Fresh from Brexit, the United Kingdom is poised to reassert its presence in Africa, starting with the Western province where medieval Islam seeks to foment religious war.
UK soldiers deployed to West Africa to help tackle fast growing Islamist insurgency
Michael Howie and Tim Baker, EVENING STANDARD
British troops have been deployed to west Africa to help the battle against the world’s fastest-growing Islamist insurgency.
Around 30 troops from 1 Scots Guards and the Royal Marines are training three African nations in Senegal, to help fight extremism in the Sahel region.
The UK is later this year sending 250 troops to Mali to join a multinational peacekeeping operation.
It will be Britain’s first major war zone deployment since the end of Operation Herrick in Afghanistan more than five years ago.
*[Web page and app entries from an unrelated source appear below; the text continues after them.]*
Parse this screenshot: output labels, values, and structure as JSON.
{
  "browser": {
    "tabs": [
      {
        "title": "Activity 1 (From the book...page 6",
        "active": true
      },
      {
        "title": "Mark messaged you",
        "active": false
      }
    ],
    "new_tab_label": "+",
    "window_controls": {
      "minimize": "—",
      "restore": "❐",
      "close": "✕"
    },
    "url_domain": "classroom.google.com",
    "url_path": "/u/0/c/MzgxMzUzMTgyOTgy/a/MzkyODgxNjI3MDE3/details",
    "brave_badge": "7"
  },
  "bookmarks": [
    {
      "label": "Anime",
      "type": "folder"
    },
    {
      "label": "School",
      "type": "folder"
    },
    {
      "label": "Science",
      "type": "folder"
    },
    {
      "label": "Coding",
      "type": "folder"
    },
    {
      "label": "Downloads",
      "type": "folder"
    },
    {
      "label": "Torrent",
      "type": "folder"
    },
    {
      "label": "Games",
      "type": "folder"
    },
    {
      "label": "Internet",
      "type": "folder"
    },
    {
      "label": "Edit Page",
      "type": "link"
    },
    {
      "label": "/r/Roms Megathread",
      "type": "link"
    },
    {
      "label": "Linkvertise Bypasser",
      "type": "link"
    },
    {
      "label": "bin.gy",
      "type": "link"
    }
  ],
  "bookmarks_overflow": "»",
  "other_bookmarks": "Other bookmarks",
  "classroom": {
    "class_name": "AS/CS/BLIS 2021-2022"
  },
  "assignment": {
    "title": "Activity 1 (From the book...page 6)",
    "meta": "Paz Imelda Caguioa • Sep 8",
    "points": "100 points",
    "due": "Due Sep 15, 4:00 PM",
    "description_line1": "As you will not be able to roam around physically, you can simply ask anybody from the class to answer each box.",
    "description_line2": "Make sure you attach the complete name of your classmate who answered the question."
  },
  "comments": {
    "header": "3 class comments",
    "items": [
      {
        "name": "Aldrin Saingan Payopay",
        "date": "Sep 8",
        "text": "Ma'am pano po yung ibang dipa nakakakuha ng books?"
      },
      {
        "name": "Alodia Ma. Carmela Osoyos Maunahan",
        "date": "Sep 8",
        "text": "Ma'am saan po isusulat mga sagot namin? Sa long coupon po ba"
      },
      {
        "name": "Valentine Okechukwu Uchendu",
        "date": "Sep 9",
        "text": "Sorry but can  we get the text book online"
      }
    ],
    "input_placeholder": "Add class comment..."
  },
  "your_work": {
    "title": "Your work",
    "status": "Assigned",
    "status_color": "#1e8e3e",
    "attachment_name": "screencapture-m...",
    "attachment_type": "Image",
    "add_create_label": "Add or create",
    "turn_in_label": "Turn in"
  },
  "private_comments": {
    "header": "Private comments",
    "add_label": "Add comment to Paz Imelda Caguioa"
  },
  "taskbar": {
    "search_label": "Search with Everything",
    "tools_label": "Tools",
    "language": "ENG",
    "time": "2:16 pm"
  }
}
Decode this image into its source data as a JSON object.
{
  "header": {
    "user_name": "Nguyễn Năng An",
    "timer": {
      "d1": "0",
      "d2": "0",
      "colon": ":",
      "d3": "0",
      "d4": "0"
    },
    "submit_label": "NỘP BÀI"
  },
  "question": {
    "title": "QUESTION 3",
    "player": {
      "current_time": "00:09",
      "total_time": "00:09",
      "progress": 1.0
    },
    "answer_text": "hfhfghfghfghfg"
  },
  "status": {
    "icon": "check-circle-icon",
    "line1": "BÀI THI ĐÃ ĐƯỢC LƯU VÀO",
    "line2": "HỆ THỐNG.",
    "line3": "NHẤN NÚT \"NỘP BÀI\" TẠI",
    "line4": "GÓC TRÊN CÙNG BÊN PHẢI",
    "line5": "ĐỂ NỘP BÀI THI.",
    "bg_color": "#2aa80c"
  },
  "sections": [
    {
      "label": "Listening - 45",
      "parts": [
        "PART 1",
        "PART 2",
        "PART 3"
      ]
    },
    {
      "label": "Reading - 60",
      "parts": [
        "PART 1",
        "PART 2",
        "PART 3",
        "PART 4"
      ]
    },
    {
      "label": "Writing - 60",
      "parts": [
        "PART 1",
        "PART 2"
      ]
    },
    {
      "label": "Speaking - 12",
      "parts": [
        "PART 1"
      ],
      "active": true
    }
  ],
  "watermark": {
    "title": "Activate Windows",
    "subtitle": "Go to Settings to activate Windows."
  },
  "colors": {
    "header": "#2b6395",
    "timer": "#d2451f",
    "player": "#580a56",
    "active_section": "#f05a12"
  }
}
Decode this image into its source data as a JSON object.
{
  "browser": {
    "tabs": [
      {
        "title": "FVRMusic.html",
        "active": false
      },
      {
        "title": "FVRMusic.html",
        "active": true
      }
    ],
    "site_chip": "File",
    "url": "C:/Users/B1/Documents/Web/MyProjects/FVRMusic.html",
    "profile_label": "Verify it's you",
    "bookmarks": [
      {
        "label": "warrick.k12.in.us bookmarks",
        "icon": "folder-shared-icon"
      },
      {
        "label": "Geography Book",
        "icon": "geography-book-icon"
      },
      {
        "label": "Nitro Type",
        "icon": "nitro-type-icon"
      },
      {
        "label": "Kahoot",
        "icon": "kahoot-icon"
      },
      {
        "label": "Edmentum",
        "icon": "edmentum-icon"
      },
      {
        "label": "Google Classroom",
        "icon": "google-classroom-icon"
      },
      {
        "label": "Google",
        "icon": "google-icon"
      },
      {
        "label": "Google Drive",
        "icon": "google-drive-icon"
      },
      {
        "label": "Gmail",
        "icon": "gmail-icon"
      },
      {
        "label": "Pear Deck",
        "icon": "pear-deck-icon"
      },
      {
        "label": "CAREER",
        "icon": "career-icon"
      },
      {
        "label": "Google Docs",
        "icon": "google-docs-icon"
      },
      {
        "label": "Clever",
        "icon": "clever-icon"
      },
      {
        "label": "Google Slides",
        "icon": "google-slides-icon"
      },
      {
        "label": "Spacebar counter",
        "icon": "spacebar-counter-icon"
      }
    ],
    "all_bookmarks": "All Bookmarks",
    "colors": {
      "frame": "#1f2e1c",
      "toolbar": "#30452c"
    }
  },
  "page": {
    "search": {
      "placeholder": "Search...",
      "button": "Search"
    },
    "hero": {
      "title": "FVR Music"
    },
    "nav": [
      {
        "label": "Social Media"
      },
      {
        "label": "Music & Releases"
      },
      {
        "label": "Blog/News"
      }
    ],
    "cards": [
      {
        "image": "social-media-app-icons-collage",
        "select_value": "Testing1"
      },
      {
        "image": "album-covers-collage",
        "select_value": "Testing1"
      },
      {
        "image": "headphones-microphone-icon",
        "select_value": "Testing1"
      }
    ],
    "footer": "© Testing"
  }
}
The hard-liners in the area have been linked to Islamic State and al-Qaeda.
Major John House has been in charge in Senegal, and said being involved in the region will benefit the UK.
He told the BBC: “If we don’t act we may find the problems getting closer to our door.
“The more they have a presence in the region, the more we can feel the effect back in the UK.”
One of the frontline threats faced by soldiers fighting in the region is Boko Haram, also known as Islamic State’s West Africa Province (ISWAP).
The group shot to notoriety in April 2014 when they kidnapped almost 300 school girls in a smash and grab rain on a school.
Nigerian Special Boat Service Lieutenant Unyine Collins said: “They use suicide bombers, improvised explosive devices, mines, basically they use the same tactics as ISIS.”